# What is required
One number is the whole answer: the tally of lines in the records that include the word "this".

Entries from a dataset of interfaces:
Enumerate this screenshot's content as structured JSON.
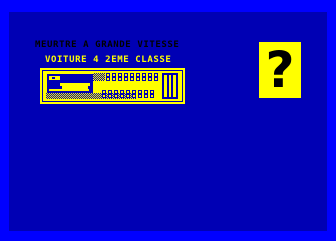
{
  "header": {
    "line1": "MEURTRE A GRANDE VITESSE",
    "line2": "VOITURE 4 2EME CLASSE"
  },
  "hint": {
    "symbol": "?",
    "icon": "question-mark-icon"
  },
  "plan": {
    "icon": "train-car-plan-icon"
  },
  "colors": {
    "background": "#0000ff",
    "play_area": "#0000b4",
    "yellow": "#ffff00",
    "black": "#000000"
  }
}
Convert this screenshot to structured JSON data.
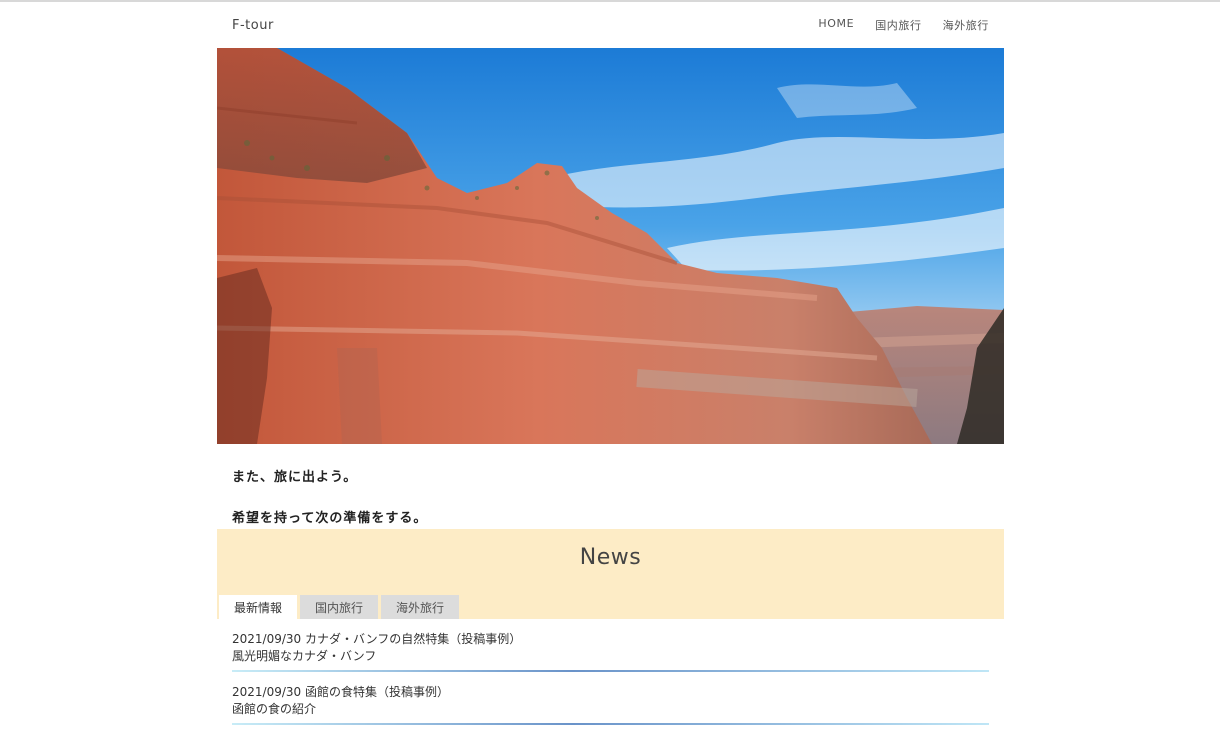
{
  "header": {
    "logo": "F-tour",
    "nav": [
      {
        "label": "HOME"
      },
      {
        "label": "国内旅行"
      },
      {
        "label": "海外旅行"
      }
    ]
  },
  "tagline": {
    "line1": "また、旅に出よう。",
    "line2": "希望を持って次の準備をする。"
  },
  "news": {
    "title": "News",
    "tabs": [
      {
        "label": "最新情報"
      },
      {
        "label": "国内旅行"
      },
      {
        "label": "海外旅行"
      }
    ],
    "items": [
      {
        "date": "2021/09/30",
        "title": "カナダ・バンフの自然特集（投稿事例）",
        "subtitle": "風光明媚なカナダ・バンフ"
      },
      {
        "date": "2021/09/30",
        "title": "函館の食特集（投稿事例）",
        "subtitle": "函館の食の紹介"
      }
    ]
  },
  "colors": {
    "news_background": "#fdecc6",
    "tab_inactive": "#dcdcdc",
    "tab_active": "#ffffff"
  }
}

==

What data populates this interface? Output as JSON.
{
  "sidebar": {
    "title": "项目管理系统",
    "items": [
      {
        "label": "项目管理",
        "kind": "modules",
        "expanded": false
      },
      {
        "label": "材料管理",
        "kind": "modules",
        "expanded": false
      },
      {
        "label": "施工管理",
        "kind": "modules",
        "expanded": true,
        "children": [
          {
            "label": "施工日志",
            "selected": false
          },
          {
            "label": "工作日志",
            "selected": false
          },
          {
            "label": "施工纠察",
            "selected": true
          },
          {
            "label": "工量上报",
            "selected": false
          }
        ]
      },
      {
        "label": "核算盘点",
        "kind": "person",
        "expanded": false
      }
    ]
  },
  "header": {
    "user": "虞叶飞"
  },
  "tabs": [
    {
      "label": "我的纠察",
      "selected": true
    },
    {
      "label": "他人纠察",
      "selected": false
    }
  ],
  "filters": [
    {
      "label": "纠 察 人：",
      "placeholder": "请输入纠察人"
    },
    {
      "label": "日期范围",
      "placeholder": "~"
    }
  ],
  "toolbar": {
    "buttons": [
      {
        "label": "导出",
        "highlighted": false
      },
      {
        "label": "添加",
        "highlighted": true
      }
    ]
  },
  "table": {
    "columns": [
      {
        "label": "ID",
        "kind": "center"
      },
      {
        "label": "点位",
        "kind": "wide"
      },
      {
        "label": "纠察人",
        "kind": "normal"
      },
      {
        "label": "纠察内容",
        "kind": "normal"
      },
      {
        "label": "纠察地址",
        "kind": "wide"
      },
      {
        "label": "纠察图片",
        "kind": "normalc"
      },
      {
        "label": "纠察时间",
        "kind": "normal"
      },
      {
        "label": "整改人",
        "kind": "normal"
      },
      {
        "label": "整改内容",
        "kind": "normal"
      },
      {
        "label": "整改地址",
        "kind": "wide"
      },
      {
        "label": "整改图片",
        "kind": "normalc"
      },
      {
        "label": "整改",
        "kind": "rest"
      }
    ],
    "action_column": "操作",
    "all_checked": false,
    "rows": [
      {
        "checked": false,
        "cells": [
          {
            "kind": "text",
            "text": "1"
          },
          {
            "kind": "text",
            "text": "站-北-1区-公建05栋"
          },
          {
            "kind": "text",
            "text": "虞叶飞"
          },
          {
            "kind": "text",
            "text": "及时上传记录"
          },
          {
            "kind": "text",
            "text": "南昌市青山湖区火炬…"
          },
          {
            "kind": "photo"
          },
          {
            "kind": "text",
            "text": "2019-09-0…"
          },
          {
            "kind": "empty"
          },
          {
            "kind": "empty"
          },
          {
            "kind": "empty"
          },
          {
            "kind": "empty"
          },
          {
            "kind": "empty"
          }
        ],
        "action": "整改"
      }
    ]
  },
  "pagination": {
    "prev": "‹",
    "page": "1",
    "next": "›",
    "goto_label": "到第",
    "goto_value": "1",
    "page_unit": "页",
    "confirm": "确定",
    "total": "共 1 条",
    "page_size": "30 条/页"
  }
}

# Task output
3